On past experience, skeptical views are likely to be rigorously excluded. I doubt any ‘platform’ will be granted to the revisionist school of historians – critics of the official ‘Holocaust narrative’. Indeed, compulsory ‘Holocaust’ education may well lead to increased demands on Government to censor the Internet and enact yet more restrictive prohibitions on so-called ‘hate speech’ and ‘racial vilification’ – so students are shielded from dissenting views.
It all amounts to an attack on the fundamentals of the Socratic tradition. Compulsory one-sided ‘Holocaust education’ is a Trojan Horse in modern western culture. It’s a back-door way to re-introduce religion masquerading as history and impose it on future generations.

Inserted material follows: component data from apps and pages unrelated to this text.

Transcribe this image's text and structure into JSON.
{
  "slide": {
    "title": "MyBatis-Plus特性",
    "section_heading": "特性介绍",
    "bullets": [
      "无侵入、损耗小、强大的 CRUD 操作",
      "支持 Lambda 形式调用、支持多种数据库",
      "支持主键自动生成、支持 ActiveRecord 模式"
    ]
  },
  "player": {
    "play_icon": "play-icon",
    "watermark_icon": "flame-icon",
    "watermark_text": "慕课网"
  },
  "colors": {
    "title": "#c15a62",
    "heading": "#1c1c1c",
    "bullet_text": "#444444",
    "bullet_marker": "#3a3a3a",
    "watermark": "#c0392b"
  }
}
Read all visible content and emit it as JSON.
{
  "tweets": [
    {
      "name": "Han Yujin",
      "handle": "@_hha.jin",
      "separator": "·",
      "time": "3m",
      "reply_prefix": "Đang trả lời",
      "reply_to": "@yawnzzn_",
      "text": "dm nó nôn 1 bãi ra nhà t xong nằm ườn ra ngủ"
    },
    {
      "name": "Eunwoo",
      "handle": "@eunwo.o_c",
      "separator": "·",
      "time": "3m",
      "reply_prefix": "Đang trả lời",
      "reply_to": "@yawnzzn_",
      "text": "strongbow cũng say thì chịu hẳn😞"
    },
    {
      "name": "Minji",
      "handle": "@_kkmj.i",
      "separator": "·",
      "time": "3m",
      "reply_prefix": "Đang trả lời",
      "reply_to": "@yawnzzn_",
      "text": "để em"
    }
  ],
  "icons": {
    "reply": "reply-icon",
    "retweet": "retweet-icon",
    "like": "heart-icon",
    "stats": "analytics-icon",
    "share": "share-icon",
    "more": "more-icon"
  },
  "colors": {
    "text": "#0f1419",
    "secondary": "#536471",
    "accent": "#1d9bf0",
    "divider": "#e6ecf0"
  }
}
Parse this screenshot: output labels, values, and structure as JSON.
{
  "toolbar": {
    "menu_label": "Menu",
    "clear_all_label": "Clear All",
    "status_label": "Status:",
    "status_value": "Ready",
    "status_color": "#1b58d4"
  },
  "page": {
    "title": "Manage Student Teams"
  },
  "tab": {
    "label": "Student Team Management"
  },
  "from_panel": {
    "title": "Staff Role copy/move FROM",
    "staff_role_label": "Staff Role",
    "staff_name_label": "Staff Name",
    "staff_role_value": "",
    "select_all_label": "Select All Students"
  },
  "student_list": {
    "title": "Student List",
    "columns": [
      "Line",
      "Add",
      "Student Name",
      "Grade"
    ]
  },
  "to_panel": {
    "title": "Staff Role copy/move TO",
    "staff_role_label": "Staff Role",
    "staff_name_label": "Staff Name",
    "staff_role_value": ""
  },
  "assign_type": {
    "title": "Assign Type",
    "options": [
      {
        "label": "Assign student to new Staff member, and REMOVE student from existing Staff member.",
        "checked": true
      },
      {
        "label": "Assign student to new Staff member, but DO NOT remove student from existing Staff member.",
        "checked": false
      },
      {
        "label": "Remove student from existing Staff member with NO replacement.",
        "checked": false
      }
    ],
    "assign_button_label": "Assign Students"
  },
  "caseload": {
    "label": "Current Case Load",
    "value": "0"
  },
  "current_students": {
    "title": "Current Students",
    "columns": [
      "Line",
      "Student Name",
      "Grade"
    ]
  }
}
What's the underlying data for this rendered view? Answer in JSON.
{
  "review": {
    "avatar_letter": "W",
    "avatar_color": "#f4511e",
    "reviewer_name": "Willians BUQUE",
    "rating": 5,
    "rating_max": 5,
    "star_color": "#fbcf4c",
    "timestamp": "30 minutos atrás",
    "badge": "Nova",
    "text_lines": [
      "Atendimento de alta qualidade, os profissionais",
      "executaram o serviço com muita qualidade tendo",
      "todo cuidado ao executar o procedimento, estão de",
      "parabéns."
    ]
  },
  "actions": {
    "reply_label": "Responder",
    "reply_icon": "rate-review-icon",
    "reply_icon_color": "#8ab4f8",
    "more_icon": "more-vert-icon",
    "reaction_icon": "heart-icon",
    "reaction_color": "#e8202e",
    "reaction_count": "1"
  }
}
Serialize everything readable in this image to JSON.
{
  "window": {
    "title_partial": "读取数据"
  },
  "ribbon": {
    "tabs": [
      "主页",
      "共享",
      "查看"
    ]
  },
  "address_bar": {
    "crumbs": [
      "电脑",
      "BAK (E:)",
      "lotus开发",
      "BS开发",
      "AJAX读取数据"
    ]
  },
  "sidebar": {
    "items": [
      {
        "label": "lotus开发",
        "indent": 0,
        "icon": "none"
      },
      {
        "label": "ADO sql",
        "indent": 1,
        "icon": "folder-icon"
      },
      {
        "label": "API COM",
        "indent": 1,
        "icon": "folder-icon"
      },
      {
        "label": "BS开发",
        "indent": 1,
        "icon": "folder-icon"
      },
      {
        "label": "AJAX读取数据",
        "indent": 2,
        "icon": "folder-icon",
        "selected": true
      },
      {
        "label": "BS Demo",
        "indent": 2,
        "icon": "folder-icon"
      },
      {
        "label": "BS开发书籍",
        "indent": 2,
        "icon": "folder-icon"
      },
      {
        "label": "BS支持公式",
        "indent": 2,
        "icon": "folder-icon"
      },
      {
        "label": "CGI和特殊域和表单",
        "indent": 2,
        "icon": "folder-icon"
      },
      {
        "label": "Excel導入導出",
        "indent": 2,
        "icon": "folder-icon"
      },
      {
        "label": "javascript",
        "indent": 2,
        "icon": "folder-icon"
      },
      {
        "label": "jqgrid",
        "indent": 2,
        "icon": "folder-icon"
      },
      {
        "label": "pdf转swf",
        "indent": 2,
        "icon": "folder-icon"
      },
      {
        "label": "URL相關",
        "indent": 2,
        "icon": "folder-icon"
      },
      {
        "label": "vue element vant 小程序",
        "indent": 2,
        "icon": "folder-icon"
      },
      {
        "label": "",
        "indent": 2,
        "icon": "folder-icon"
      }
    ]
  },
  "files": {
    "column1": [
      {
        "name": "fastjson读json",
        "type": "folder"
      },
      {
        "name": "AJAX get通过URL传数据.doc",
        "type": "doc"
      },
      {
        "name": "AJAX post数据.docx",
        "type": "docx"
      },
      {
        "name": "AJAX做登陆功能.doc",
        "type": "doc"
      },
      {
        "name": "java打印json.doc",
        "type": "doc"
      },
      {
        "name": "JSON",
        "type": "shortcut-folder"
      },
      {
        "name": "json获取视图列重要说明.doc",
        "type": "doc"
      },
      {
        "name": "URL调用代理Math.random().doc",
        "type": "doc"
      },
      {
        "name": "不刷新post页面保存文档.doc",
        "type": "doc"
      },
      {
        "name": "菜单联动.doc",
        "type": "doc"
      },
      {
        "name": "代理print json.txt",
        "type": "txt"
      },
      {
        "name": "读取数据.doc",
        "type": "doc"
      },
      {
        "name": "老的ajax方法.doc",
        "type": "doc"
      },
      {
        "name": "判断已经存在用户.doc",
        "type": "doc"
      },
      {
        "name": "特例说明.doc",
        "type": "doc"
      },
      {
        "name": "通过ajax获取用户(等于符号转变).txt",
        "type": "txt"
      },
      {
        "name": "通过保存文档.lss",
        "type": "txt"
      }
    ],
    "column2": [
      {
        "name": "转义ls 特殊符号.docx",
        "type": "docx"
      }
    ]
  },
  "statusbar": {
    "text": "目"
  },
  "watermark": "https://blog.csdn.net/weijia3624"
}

Australia’s Jewish/Zionist Lobby would be well-advised to quit while it’s ahead. Its preferred ‘Holocaust’ narrative already dominates our airwaves, screens, magazines and bookshelves. That’s what I’d call ‘ahead’.
By pushing for compulsion within the national education system, this powerful Lobby risks a severe public backlash.
The backlash probably won’t be led by teachers or academics, most of whom are too timid, conformist and mortgage-conscious to jeopardize their careers standing up for intellectual freedom.
Resistance will come from the kids.
Doubtless their school Internet connections can be monitored for evidence of ‘thought crime’ – but that just makes resistance to tyranny more of a challenge! Youngsters are experts at getting round silly and irrational restrictions imposed by compromised, shifty adults.
In a contest between youthful curiosity on the one hand and censorious adults on the other, bet on youth.
Kids can spot bodgy dogmatism and have a marvelous talent for pricking adult pomposity and mystification.
Thank goodness for that!